This week in my message to management and staff, I let them know that on July 1 they will return to campus, and that Academic Affairs will not be approving telecommuting requests at this time. This is because we cannot know what our faculty and students need until we are back for the fall. Of course, there will be allowable, reasonable accommodations made for those who have a medically documented need and require formal approval not to return in person at this time. But for the vast majority of staff, July 1 will be their transition back to in-person work.
The message for you as faculty is somewhat different. Because of the need to gradually reassume campus life in our division, faculty will still be required to request day permits should they want to come to campus up through the end of July. By early August, however, we plan to allow faculty to return to campus. This will provide you with the time you need to finally see or settle into your office prior to the beginning of our fall teaching semester.
The other thing faculty should keep in mind is that whether you are teaching in-person or virtually, this fall you will need to be able to come to campus.
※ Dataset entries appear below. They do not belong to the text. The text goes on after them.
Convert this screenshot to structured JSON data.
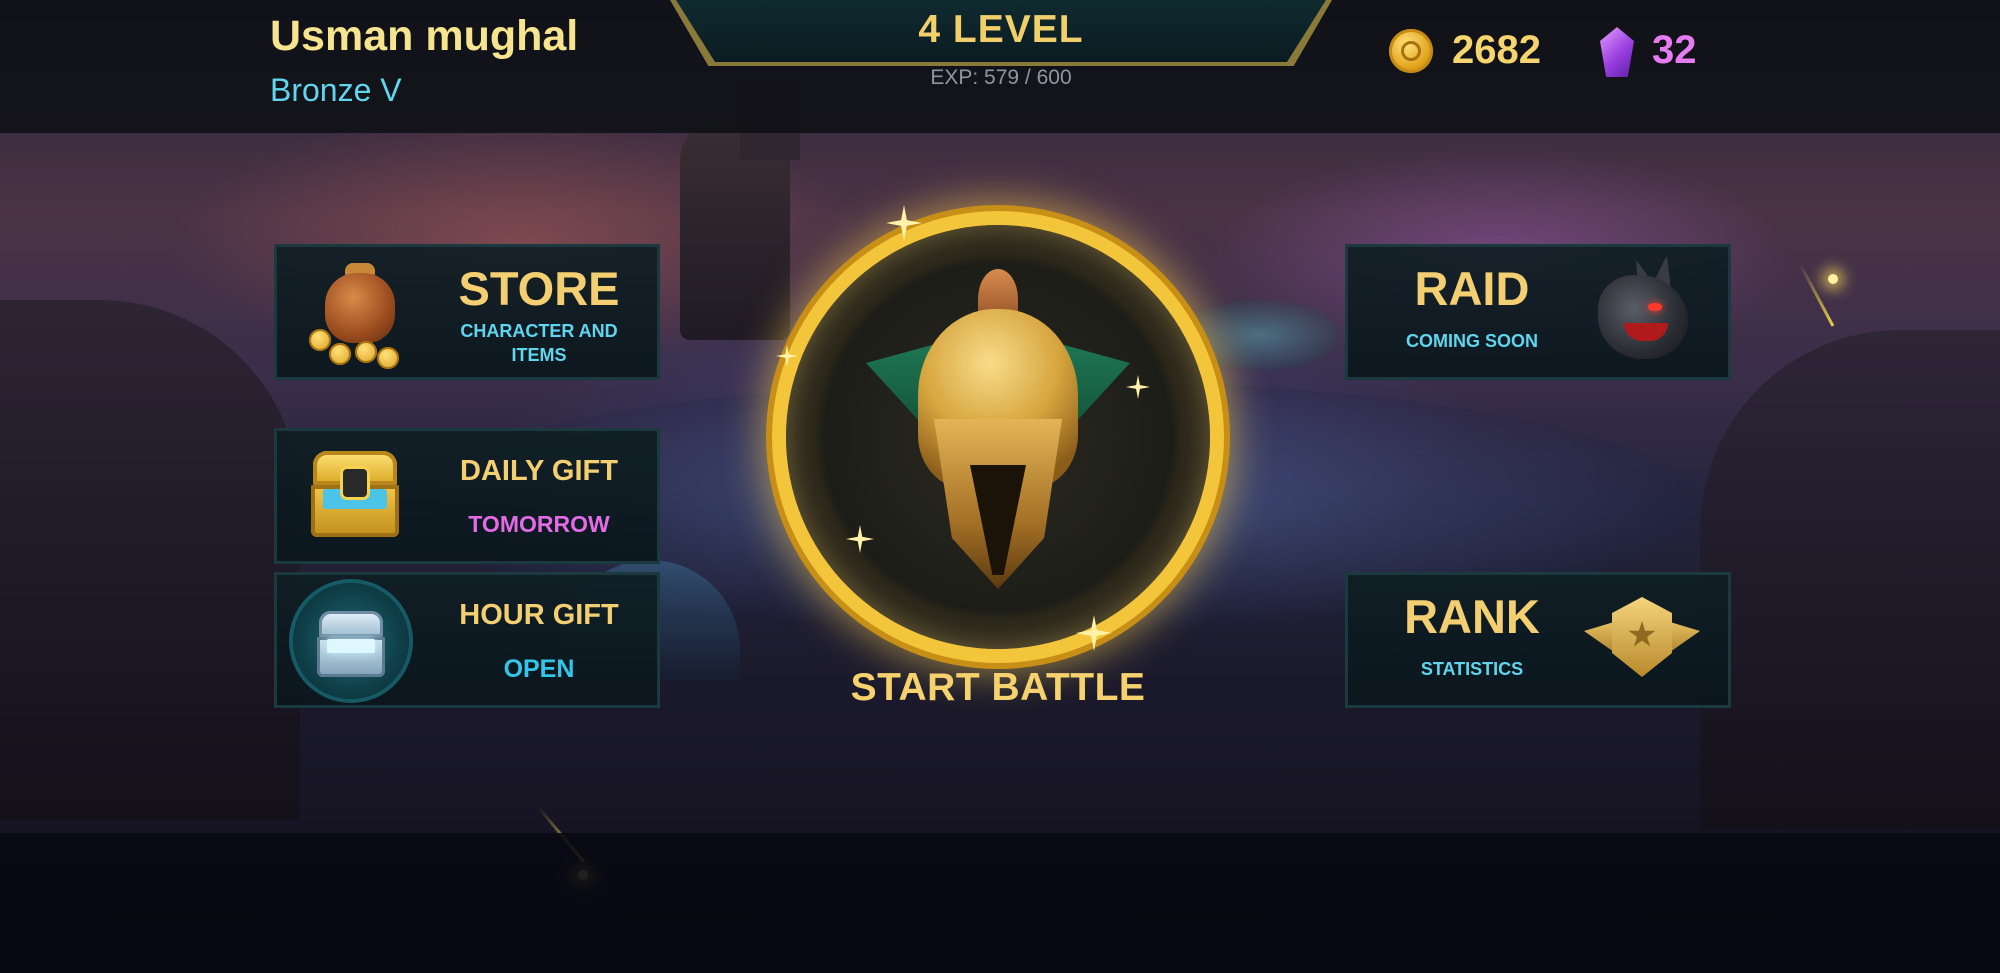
{
  "player": {
    "name": "Usman mughal",
    "rank": "Bronze V"
  },
  "level": {
    "label": "4  LEVEL",
    "exp_text": "EXP: 579 / 600",
    "exp_current": 579,
    "exp_max": 600
  },
  "currency": {
    "coins": "2682",
    "gems": "32",
    "coin_icon": "gold-coin-icon",
    "gem_icon": "purple-gem-icon"
  },
  "menu": {
    "store": {
      "title": "STORE",
      "subtitle": "CHARACTER AND ITEMS",
      "icon": "coin-bag-icon"
    },
    "daily_gift": {
      "title": "DAILY GIFT",
      "status": "TOMORROW",
      "icon": "gold-chest-icon"
    },
    "hour_gift": {
      "title": "HOUR GIFT",
      "status": "OPEN",
      "icon": "silver-chest-icon"
    },
    "raid": {
      "title": "RAID",
      "subtitle": "COMING SOON",
      "icon": "dragon-icon"
    },
    "rank": {
      "title": "RANK",
      "subtitle": "STATISTICS",
      "icon": "rank-badge-icon"
    }
  },
  "battle": {
    "label": "START BATTLE",
    "icon": "golden-helmet-icon"
  },
  "colors": {
    "gold_text": "#f3cf72",
    "cyan_text": "#5fd6ee",
    "pink_text": "#e36be6",
    "gem_text": "#e67cf2",
    "panel_bg": "#0f1e24",
    "panel_border": "#1d3940"
  }
}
There is significant value to in-person, on-site engagement with faculty as part of the student and community learning experience. There are opportunities for spontaneous, hallway problem solving with colleagues, for attending events to exchange ideas, for interacting with students who stop by, and for taking part in service work. This is one of the reasons the policy on office hours requires faculty to be present not just for students, but also to interact with colleagues.
Some of you who have come to reside outside of the region may experience challenges with the return to campus and need time to plan. Additionally, faculty with medical concerns regarding their return to in-person work should contact Griselda Marquez at firstname.lastname@example.org in Human Resources, Diversity and Inclusion. Griselda will be able to work with faculty regarding any eligible leaves and/or the documentation required for any accommodations that may be available to them.
This is why I want to let you know now, well in advance of the start of fall semester, that there is an expectation that you will be present on campus (even if you teach virtually). Now that the students are returning to campus, our collective physical presence is essential to their success and to the success of our campus as a real physical space of dynamic ideas. It is also essential to our ability, as Titans, to come backâ€”to make that transition culturally and physically, home.
Thank you for the tremendous job you have done instructing your students effectively during this time we have had to be away.
Carolyn Thomas, Ph.D.
Provost and Vice President for Academic Affairs